▶ **EXERCISE BRIEF**: Find every line in the records that holds the string "What". Copy each one.

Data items
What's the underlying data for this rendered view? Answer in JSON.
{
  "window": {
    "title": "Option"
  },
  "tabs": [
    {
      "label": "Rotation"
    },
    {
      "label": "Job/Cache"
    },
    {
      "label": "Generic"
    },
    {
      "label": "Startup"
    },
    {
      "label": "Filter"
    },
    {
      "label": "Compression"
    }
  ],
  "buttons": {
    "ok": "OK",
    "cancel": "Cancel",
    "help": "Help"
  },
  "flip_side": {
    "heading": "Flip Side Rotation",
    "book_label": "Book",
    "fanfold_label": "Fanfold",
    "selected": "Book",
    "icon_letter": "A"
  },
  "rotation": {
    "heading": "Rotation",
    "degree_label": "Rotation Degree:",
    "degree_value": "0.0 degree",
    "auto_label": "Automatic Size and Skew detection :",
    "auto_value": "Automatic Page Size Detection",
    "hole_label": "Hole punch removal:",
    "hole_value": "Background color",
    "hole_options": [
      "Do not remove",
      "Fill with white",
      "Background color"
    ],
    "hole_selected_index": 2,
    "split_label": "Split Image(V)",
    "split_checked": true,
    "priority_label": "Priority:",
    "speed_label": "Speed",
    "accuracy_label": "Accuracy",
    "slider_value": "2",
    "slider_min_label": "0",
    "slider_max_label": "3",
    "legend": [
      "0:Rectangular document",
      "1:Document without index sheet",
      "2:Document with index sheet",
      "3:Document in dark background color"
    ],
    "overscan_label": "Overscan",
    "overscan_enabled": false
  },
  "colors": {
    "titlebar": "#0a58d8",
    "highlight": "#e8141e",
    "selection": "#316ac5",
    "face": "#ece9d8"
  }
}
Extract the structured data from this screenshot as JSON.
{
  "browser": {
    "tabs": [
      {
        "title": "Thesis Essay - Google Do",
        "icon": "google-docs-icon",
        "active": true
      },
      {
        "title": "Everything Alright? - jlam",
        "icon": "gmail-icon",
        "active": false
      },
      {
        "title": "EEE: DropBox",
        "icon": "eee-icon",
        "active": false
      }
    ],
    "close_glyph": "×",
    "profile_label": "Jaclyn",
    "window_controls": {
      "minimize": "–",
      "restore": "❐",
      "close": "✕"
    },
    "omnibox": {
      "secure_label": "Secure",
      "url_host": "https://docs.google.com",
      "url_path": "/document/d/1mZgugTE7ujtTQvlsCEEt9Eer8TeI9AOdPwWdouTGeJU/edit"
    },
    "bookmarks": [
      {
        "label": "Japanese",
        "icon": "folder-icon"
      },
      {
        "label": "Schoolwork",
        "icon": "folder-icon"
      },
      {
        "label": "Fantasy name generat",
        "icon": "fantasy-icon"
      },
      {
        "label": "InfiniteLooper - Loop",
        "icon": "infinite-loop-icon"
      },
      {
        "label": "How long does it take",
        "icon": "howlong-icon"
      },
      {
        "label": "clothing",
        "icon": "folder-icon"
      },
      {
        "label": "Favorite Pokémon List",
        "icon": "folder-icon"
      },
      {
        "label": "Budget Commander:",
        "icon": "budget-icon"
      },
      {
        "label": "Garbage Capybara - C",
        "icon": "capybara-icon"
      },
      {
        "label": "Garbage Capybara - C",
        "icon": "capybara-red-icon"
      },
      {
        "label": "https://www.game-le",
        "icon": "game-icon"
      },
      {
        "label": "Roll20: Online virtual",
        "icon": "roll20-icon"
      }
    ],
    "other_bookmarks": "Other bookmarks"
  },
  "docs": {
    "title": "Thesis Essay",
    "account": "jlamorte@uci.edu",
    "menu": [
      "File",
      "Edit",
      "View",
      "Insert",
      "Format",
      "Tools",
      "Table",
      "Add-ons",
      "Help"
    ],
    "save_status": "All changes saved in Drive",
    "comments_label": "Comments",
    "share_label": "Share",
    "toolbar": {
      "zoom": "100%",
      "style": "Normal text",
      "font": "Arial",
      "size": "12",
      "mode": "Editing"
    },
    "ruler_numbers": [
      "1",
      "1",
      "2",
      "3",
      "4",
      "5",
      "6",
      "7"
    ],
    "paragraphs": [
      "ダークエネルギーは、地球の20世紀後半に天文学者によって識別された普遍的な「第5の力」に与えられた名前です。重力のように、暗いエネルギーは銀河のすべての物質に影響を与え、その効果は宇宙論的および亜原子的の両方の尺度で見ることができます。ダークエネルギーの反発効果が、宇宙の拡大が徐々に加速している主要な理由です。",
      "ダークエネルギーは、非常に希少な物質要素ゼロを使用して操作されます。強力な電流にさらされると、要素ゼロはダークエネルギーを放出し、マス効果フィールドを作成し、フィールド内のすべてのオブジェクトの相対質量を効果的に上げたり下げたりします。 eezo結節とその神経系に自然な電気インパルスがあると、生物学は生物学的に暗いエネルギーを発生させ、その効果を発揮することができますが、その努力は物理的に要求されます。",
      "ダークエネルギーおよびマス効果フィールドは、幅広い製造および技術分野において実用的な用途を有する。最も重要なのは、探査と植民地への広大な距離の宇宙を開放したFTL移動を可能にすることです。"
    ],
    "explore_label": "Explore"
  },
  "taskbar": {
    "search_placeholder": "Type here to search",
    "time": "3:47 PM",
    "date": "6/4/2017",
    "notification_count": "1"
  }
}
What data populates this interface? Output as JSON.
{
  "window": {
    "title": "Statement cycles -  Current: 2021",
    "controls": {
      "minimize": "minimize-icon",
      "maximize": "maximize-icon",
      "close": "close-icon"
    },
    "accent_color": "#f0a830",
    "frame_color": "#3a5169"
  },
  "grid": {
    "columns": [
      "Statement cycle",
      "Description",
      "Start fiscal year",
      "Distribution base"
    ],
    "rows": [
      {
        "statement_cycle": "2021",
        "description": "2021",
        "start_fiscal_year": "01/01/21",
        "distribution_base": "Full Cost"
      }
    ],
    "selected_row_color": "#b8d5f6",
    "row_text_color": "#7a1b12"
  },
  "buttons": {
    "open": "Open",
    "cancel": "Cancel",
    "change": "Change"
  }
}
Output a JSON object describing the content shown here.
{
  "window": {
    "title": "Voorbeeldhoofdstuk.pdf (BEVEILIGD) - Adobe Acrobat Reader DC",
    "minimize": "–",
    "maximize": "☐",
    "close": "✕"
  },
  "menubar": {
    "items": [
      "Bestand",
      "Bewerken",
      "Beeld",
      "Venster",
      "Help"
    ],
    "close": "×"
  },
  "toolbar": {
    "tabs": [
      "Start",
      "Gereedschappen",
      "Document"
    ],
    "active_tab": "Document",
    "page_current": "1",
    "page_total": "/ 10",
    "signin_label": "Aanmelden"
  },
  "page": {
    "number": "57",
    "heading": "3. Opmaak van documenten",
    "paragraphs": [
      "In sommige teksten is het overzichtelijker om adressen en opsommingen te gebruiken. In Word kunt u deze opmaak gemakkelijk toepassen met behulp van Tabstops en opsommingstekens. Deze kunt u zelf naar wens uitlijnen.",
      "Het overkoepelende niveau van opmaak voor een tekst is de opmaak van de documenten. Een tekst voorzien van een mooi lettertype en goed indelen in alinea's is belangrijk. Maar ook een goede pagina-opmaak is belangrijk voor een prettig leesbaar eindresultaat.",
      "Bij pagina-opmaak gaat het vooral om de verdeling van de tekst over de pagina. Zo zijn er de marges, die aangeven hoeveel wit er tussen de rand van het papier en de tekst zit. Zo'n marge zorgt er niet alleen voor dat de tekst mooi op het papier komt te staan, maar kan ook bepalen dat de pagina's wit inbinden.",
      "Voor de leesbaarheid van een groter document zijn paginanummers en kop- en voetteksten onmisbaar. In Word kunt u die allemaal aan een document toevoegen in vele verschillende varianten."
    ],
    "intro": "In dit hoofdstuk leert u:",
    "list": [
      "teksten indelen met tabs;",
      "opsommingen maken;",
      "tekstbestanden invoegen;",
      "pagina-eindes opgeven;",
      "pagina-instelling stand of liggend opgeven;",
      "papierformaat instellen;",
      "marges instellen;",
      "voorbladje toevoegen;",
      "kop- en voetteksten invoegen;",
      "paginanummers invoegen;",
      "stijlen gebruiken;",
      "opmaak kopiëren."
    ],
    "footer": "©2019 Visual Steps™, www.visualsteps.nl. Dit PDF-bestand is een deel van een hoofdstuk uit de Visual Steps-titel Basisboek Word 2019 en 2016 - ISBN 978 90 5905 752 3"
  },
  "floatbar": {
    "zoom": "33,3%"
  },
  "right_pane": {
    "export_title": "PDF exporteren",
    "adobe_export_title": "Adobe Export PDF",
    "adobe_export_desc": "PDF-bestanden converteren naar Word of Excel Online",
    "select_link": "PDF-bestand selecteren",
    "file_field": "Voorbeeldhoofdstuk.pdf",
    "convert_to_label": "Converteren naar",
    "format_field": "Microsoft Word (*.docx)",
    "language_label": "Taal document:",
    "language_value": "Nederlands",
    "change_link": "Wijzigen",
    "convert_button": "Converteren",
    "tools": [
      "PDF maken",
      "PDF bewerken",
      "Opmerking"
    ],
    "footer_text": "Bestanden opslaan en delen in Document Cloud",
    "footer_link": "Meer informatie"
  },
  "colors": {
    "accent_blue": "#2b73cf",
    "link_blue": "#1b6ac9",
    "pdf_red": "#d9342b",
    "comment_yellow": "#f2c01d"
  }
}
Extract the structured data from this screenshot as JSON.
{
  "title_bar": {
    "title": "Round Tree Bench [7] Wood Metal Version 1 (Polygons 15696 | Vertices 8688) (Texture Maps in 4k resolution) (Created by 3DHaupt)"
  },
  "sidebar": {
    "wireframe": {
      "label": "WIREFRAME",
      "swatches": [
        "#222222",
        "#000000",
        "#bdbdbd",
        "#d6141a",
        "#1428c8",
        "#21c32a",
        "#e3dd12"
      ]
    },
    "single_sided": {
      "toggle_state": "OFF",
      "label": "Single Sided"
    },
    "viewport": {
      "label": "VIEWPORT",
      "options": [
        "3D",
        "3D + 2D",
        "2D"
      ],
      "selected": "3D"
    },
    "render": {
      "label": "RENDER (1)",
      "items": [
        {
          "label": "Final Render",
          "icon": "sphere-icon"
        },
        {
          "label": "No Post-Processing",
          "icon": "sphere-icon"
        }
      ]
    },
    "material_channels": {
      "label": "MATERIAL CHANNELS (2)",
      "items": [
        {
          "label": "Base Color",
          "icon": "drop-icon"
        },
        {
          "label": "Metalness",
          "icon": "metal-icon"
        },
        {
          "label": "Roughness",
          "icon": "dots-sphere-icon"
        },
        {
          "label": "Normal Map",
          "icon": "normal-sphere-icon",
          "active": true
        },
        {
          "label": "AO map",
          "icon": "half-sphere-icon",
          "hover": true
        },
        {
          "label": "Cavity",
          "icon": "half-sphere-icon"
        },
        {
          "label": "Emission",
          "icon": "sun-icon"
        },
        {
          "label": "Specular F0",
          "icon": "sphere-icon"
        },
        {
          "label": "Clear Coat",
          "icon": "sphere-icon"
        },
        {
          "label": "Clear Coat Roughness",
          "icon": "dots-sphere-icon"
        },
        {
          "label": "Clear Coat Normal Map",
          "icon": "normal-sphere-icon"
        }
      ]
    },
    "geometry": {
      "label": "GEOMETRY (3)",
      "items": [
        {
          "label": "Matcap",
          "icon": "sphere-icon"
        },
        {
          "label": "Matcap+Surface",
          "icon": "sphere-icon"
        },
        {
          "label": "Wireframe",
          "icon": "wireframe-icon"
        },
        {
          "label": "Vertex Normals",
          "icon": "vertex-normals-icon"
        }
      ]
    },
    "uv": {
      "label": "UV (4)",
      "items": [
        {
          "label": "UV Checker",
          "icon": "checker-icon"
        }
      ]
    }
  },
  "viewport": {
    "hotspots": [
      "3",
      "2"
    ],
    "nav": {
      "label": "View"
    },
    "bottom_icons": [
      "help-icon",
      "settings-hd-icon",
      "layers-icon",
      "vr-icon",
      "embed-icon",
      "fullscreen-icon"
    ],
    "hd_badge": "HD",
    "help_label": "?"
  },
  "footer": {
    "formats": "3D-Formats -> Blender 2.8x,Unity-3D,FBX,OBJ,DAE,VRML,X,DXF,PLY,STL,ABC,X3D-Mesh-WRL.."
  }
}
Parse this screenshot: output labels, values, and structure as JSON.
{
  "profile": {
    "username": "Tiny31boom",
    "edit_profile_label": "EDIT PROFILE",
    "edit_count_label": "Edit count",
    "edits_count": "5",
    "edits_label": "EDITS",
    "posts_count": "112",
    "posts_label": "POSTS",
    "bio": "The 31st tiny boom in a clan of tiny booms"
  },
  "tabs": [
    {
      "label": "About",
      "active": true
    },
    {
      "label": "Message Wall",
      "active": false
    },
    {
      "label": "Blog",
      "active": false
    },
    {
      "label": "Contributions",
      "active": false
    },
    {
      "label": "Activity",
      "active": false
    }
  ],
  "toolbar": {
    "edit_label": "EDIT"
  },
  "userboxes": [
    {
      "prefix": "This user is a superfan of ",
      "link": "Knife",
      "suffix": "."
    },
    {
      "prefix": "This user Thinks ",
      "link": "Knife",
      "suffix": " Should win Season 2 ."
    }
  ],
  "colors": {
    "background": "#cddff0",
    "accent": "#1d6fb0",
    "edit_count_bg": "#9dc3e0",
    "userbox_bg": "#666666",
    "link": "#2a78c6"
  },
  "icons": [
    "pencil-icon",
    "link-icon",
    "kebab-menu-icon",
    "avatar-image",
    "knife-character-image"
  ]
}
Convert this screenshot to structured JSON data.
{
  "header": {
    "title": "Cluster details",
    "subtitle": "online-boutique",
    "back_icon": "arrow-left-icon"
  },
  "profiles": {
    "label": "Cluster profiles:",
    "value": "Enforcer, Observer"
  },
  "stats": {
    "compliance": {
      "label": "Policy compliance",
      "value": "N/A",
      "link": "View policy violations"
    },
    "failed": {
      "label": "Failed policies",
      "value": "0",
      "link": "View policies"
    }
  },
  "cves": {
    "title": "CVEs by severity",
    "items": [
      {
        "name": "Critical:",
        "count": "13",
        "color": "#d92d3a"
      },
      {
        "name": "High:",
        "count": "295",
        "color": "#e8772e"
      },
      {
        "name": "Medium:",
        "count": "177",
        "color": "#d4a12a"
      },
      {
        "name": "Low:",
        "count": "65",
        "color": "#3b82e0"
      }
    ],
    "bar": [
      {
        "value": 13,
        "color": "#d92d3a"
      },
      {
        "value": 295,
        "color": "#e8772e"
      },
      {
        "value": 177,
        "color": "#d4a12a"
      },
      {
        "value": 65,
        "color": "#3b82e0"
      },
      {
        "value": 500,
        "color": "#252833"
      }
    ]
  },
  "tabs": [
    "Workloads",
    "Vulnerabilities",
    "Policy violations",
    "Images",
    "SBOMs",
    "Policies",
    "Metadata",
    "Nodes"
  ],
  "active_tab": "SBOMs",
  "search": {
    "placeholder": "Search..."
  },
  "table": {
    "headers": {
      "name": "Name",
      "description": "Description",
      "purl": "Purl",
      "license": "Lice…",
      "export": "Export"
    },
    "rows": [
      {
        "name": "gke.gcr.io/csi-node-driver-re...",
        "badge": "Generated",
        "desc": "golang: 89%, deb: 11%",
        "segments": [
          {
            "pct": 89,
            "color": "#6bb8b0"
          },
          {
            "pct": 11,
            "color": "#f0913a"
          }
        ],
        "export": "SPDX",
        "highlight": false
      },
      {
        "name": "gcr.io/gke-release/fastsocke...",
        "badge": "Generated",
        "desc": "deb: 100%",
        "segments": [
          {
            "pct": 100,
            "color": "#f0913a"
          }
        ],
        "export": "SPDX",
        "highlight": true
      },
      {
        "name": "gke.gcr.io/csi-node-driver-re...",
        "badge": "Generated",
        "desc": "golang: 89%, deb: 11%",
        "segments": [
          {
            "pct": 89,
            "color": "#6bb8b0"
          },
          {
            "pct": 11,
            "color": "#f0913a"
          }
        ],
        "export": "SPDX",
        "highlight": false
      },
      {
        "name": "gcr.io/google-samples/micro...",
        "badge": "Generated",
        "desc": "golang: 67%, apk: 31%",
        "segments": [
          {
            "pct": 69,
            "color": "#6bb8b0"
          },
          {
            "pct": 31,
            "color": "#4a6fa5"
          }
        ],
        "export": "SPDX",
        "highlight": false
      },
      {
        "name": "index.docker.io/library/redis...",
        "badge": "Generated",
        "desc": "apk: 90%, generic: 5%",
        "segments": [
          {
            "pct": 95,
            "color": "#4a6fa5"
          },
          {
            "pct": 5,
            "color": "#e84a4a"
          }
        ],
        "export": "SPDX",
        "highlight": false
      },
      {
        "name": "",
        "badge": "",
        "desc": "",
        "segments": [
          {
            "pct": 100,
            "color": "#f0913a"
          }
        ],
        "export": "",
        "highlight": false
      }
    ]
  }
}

▶ **ANSWER AREA**:
What's the underlying data for this rendered view? Answer in JSON.
What data populates this interface? Output as JSON.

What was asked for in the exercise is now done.